Valentine may be leading man in Sox’ soap opera
Every Major League Baseball team plays out a not-so-private soap opera during the course of a season. Hell, any business in which a relatively small number of people are locked away in close quarters for seven or more months will conjure its share of melodrama, and some of it will come to a boil.
Considering the combination of age, wealth and celebrity in any modern clubhouse, particularly the one beneath the first-base grandstand at Fenway Park, it is astounding that any man would want to make a career out of managing such casts of characters.
Even with Manny Ramirez, whose petulance would’ve driven veritable saints to the dark side, Terry Francona did as good a job as anyone could expect at minimizing the damage done by big-league egos stretching their leashes to the point of snapping. To those who are convinced that Francona stayed one year too long, please don’t pass off the September collapse as the inevitable fallout of fried chicken and beer socials run by clubhouse party planners Josh Beckett, Jon Lester and John Lackey.
A purely clinical post-mortem of the 2011 Red Sox would reveal plenty of baseball ills as the cause of their premature demise, and Francona certainly deserves a share of the blame for them. Still, while it wasn’t the best managerial performance of Francona’s eight seasons in Boston, he didn’t mysteriously morph into Pinky Higgins.
Francona is better off without the Red Sox, and they are probably better off without him. Which brings us to Bobby Valentine, who has done everything he could this spring to let his clubhouse know that he is, if nothing else, the anti-Francona.
Valentine has not been shy about publicly criticizing players, but has been wise enough (at least this spring) to save his barbs for those who lack the service time, salary and popular support to return fire. Can he actually maintain that sense of decorum through six months of relentless, daily media inquiries?
Even if he does, there has already been some evidence that Valentine’s desire to instill a heretofore unseen sense of discipline could be chafing players who, perhaps, grew a little too content under Francona.

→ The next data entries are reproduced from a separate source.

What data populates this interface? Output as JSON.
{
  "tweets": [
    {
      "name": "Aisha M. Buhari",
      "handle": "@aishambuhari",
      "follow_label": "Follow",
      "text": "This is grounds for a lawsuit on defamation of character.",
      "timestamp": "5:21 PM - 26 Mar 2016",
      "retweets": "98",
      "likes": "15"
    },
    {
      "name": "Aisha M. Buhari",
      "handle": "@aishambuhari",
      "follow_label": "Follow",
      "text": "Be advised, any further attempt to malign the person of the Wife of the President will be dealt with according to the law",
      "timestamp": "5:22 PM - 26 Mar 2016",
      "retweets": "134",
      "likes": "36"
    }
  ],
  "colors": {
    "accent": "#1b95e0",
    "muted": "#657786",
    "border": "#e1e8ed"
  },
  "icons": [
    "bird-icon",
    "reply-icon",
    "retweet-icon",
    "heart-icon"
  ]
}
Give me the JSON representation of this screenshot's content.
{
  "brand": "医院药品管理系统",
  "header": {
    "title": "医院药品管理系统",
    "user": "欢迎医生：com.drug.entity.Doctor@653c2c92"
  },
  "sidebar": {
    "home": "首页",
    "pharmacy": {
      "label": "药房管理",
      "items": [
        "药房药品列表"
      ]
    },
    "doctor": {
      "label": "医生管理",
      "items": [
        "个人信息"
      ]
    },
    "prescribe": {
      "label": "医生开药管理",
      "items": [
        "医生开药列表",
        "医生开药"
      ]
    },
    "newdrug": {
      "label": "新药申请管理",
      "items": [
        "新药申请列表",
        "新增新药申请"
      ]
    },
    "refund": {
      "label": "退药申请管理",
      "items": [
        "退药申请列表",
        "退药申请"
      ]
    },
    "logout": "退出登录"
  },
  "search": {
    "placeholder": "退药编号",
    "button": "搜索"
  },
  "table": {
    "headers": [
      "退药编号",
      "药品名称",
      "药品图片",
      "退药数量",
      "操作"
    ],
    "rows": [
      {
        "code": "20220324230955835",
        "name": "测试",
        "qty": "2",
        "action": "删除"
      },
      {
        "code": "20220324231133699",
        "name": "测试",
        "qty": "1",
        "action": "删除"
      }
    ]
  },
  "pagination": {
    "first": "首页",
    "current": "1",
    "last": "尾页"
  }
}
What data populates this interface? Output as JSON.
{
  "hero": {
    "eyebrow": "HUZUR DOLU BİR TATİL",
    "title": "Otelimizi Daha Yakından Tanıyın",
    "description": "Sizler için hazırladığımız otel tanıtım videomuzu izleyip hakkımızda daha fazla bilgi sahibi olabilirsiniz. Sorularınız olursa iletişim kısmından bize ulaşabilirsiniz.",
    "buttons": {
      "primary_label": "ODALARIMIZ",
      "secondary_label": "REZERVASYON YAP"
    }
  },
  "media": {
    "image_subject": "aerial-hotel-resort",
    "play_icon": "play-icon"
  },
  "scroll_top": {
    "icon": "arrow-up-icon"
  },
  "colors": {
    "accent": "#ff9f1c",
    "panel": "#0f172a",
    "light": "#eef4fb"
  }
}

Curt Schilling (for the record, a longtime Francona loyalist) has already lobbed a few salvos at Valentine. Last week, he told anyone who cared to listen (and in these parts, that’s a hefty audience) that Valentine hasn’t changed his managerial style since leaving the Mets in 2002, putting him on the fast track to disaster in Boston.
“It’s going bad quicker than I thought it would,’’ Schilling said on WEEI radio. Of course, in true Schill fashion, he quickly embroidered his assessment with double talk – “I’ve always liked Bobby,’’ he cooed – but he had already succeeded in making Valentine’s methods the main course for public debate as Opening Day beckons.
Considering Schilling’s friendships with Beckett and Lester, it isn’t difficult to tell who is fueling his fodder.
Those of us whose earliest baseball memories include managers in the Dick Williams mold might be inspired to wax nostalgic upon hearing that Valentine is fully prepared to maintain a doghouse and unafraid to lock his best players inside.
The reality is, it doesn’t work anymore. Fame and fortune have robbed managers of the leverage needed for dictatorial control of a clubhouse.
And then there is the relationship, or lack of same, between Valentine and general manager Ben Cherington.
Schilling may well be right. The 2012 Red Sox soap opera may already be at center stage before they climb aboard their chartered jet for Thursday’s opener in Detroit.
Alan Greenwood can be reached at 594-6427 or firstname.lastname@example.org.